EXERCISE AIM:
Lines holding the string "number" are the ones to copy from this listing.

RECORDS SUPPLIED:

--- START ---

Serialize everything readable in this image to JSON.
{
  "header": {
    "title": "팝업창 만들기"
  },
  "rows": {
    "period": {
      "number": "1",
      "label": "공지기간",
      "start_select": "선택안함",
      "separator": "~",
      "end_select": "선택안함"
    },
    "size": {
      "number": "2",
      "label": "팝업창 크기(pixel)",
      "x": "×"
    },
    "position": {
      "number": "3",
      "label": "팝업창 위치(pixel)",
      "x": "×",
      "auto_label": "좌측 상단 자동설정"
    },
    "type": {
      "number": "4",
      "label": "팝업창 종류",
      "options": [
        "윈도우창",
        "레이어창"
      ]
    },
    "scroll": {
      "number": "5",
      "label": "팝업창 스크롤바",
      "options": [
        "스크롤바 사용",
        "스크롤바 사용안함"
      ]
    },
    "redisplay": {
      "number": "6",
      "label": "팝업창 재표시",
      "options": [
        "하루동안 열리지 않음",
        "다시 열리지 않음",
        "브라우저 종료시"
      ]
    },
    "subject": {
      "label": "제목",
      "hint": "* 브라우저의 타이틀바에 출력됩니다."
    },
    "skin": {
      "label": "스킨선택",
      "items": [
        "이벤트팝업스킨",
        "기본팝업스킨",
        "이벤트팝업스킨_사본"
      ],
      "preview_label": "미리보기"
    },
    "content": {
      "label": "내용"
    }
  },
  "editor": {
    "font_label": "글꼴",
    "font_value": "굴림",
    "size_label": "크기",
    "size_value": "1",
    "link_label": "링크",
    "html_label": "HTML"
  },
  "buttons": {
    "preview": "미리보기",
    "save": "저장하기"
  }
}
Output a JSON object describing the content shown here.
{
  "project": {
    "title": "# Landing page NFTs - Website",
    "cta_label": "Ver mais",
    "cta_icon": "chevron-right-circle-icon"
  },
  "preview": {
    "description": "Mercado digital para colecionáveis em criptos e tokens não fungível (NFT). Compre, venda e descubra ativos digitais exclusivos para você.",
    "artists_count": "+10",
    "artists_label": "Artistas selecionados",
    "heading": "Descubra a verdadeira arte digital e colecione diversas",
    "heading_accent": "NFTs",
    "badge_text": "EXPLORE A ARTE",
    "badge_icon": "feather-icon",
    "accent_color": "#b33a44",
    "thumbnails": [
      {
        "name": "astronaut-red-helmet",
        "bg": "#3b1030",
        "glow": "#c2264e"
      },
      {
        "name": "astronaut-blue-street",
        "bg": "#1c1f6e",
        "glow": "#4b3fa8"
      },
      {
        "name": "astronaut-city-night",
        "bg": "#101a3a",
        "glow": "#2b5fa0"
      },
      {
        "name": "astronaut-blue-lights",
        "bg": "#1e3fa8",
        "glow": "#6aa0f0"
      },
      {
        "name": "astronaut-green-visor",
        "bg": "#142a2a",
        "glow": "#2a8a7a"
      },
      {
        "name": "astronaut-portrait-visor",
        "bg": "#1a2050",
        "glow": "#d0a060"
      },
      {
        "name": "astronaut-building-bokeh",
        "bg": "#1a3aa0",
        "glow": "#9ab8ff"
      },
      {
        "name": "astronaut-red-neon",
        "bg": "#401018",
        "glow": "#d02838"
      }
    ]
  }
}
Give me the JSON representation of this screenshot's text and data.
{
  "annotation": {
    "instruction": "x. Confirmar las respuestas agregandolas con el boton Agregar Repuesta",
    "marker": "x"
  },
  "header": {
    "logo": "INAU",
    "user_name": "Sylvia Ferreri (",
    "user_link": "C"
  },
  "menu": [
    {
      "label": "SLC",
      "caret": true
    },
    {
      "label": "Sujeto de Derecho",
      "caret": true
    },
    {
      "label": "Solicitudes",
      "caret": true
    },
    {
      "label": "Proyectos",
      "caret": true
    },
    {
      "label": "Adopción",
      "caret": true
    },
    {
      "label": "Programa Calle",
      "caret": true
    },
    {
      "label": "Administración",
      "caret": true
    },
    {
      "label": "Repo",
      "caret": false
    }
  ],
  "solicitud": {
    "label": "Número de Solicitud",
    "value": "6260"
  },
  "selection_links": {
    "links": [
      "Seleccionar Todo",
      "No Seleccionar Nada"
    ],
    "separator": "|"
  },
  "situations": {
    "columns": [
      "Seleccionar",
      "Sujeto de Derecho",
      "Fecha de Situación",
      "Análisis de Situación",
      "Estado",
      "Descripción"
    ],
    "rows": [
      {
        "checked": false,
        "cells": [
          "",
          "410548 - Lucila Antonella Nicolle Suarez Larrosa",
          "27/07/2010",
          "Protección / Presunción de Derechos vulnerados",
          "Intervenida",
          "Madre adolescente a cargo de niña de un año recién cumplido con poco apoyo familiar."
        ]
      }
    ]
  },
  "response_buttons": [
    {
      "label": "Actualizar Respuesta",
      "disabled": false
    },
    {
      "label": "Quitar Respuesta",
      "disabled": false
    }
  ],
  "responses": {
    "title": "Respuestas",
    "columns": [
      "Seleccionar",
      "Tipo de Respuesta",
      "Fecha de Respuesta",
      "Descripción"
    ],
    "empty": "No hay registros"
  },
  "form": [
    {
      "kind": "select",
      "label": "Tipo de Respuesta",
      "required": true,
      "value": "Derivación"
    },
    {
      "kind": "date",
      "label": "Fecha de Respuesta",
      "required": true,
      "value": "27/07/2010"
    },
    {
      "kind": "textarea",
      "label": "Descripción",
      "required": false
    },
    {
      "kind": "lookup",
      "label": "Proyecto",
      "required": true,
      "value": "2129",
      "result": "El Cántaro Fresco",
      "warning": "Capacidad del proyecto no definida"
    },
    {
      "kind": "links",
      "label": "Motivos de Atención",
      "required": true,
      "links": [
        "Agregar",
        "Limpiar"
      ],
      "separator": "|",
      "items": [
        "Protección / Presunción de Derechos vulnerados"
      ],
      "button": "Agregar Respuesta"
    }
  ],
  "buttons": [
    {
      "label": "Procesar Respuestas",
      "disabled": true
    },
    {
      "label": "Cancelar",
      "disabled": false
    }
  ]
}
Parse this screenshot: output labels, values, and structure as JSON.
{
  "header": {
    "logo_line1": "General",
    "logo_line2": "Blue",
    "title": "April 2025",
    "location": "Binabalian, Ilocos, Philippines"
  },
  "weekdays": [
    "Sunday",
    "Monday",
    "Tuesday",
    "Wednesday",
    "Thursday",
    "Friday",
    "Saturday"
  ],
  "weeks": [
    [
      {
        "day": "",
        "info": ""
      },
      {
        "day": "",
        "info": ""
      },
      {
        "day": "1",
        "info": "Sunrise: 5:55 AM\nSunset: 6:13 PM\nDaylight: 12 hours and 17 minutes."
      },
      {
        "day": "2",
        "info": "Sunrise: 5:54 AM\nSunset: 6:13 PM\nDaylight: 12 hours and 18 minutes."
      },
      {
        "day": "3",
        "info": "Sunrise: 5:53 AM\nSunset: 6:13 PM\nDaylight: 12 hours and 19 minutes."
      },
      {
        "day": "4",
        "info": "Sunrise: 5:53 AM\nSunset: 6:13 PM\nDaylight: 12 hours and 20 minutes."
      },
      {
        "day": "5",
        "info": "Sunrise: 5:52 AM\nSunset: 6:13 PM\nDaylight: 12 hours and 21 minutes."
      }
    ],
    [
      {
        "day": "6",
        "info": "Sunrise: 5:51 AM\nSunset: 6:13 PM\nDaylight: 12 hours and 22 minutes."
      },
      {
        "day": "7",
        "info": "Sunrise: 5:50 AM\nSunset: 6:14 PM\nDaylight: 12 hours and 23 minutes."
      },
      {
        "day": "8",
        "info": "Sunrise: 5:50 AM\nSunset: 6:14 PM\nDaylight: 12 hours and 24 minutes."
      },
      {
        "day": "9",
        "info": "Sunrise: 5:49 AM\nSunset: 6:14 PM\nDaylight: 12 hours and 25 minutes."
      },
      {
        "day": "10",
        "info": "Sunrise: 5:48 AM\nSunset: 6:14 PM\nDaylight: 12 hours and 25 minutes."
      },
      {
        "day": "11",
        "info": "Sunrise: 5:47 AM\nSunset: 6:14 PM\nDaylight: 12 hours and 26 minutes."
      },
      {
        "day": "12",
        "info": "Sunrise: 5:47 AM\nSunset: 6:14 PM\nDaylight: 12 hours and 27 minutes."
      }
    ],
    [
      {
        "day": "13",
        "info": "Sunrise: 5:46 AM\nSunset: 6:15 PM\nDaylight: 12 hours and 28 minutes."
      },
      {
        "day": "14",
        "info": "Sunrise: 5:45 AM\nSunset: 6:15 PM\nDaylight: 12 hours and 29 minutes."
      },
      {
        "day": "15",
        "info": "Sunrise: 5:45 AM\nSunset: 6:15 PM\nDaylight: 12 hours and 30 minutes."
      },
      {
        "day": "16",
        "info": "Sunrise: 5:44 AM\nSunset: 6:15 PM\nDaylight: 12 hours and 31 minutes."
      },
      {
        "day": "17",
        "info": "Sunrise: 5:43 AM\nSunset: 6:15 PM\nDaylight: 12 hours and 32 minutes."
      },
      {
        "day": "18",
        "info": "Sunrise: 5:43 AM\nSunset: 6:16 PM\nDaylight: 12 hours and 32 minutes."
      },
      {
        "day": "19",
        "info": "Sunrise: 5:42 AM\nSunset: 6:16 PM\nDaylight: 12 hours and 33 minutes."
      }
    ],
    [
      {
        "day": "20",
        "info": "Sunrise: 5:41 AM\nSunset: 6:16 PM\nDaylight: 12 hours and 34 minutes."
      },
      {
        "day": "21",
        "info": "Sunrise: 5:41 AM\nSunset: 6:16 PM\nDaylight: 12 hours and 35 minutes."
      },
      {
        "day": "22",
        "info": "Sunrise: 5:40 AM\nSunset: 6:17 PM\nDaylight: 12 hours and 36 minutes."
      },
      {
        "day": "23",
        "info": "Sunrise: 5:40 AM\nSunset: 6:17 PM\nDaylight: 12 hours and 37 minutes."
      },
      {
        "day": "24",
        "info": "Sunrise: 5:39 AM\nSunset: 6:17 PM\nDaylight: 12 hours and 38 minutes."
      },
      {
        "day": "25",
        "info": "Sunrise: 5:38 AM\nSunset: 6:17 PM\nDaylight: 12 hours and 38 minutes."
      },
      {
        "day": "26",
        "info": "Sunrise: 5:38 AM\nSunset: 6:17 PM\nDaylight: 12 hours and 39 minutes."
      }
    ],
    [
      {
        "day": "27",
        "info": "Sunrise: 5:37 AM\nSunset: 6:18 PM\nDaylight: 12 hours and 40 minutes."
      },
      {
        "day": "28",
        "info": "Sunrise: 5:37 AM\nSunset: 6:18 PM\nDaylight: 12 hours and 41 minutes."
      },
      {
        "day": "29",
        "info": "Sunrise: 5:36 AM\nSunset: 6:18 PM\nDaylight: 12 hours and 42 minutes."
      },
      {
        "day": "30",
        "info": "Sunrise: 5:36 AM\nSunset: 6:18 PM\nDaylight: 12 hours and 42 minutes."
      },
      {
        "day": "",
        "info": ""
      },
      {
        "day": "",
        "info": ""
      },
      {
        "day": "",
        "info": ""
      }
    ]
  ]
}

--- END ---

SOLUTION TO THIS EXERCISE:
      "number": "1",
      "number": "2",
      "number": "3",
      "number": "4",
      "number": "5",
      "number": "6",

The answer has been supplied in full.